Fascia is a structure of the connective tissue and is composed of collagens, elastics and reticular fibers. It surrounds our muscles, blood vessels and nerves. According to “The Complete Guide to Yin Yoga” by Bernie Clark, muscle is ~70% muscle cell and ~30% fascia. When we are cold in our muscles, we demand more out of our fascia, stressing the connective tissue and joints and ligaments (all interconnected) in a beneficial way in Yin Yoga. If the objective is to get the permanent physical benefits of Yin then you practice cold. If your objective is to get into a pose (asana) deeper in a yang style practice, then go warm. For example, if your peak pose is Vishvamistrasana (a very yang pose) then, you need to warm the body in your yang practice. You will be able to get down deeper, but using the warm muscle already stretch and not stressing the connective tissue as much. It comes to intention. Yes, you can stretch warm.
Think about what happens when you wake up in the morning. You feel stiff. Muscles are tight. Muscles are cold. Then you start your yin practice…marinating in a yin posture, finding your first edge and getting that first stress. You cannot get too deep while cold, our the muscle spindles react to protect your body. It’s holding and stressing for time. Gradually stressing longer. Remember that muscling into a posture is not yin. Time is the magic ingredient. Time goes on, stress is on the connective tissue, fascia, ligaments and joints. The key word I use is stress. Not stretch.
Bernie explains it so well. When I went through yin training, he explained it through showing rubber bands. Click on the link attached. The different stresses on cold versus warm.
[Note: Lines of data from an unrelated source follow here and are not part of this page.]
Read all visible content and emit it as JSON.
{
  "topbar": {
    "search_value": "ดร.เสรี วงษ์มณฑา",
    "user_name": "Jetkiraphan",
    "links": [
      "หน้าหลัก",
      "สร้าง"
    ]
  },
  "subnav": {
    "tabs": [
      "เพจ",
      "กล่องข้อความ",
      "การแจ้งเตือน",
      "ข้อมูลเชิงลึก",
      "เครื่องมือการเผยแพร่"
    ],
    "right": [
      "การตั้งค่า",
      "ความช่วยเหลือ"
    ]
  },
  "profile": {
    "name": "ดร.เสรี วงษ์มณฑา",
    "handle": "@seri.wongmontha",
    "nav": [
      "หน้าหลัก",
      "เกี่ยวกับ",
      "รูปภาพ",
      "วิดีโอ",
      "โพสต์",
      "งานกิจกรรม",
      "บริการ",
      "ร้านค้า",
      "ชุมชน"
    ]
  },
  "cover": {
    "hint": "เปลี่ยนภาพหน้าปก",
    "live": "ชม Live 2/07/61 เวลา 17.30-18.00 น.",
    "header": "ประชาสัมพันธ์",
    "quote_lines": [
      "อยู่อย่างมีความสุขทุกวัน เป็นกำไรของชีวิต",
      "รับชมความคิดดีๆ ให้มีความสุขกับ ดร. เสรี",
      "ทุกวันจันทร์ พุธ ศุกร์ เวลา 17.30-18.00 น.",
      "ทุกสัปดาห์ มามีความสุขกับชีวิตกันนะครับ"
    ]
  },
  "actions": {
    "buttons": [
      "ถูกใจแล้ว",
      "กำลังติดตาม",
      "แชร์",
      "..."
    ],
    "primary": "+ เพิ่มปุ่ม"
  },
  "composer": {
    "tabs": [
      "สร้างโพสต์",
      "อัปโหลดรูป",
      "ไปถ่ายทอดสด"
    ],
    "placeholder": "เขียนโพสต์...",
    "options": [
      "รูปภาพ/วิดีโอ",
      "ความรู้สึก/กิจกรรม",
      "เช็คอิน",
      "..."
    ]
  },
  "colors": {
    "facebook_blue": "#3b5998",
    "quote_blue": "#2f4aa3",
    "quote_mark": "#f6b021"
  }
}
Are you going for maximized stretch? Neither is wrong but what is your objective? You can get stillness benefits of the practice if you are completely warm prior to class. It just comes down to intention.